### PROMPT
Write the entries out again exactly; any picture among them gets left out.
DATA section start
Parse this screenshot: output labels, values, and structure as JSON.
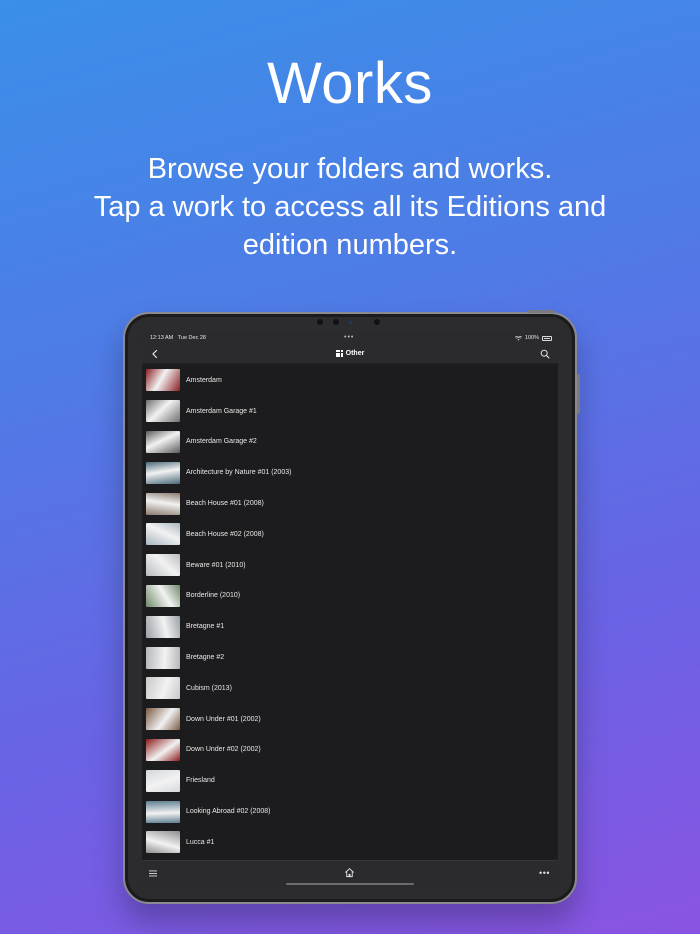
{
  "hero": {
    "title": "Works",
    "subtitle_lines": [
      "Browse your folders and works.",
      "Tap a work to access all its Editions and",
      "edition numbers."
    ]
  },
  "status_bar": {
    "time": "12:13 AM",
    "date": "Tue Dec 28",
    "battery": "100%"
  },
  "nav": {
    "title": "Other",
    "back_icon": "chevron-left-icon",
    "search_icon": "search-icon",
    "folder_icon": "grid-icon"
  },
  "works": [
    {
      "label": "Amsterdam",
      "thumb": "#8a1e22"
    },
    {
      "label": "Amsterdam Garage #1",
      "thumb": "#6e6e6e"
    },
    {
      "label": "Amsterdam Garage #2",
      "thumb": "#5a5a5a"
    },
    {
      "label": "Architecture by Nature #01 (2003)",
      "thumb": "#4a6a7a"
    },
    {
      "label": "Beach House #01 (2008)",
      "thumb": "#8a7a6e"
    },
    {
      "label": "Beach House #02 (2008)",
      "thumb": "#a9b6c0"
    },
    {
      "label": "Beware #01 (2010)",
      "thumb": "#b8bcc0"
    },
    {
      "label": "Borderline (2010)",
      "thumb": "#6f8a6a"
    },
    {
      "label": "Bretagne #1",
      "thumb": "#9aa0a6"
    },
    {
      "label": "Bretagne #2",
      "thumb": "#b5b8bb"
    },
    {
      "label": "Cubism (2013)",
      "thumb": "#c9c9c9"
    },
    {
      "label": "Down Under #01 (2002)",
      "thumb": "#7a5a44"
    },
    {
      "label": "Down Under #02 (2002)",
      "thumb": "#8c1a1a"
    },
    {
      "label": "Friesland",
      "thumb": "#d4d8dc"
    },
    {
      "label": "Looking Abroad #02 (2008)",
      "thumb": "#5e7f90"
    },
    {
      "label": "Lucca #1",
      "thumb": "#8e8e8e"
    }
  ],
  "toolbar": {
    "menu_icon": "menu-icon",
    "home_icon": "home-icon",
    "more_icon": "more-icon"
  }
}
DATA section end
### ANSWER SPACE
Parse this screenshot: output labels, values, and structure as JSON.
{
  "hero": {
    "title": "Works",
    "subtitle_lines": [
      "Browse your folders and works.",
      "Tap a work to access all its Editions and",
      "edition numbers."
    ]
  },
  "status_bar": {
    "time": "12:13 AM",
    "date": "Tue Dec 28",
    "battery": "100%"
  },
  "nav": {
    "title": "Other",
    "back_icon": "chevron-left-icon",
    "search_icon": "search-icon",
    "folder_icon": "grid-icon"
  },
  "works": [
    {
      "label": "Amsterdam",
      "thumb": "#8a1e22"
    },
    {
      "label": "Amsterdam Garage #1",
      "thumb": "#6e6e6e"
    },
    {
      "label": "Amsterdam Garage #2",
      "thumb": "#5a5a5a"
    },
    {
      "label": "Architecture by Nature #01 (2003)",
      "thumb": "#4a6a7a"
    },
    {
      "label": "Beach House #01 (2008)",
      "thumb": "#8a7a6e"
    },
    {
      "label": "Beach House #02 (2008)",
      "thumb": "#a9b6c0"
    },
    {
      "label": "Beware #01 (2010)",
      "thumb": "#b8bcc0"
    },
    {
      "label": "Borderline (2010)",
      "thumb": "#6f8a6a"
    },
    {
      "label": "Bretagne #1",
      "thumb": "#9aa0a6"
    },
    {
      "label": "Bretagne #2",
      "thumb": "#b5b8bb"
    },
    {
      "label": "Cubism (2013)",
      "thumb": "#c9c9c9"
    },
    {
      "label": "Down Under #01 (2002)",
      "thumb": "#7a5a44"
    },
    {
      "label": "Down Under #02 (2002)",
      "thumb": "#8c1a1a"
    },
    {
      "label": "Friesland",
      "thumb": "#d4d8dc"
    },
    {
      "label": "Looking Abroad #02 (2008)",
      "thumb": "#5e7f90"
    },
    {
      "label": "Lucca #1",
      "thumb": "#8e8e8e"
    }
  ],
  "toolbar": {
    "menu_icon": "menu-icon",
    "home_icon": "home-icon",
    "more_icon": "more-icon"
  }
}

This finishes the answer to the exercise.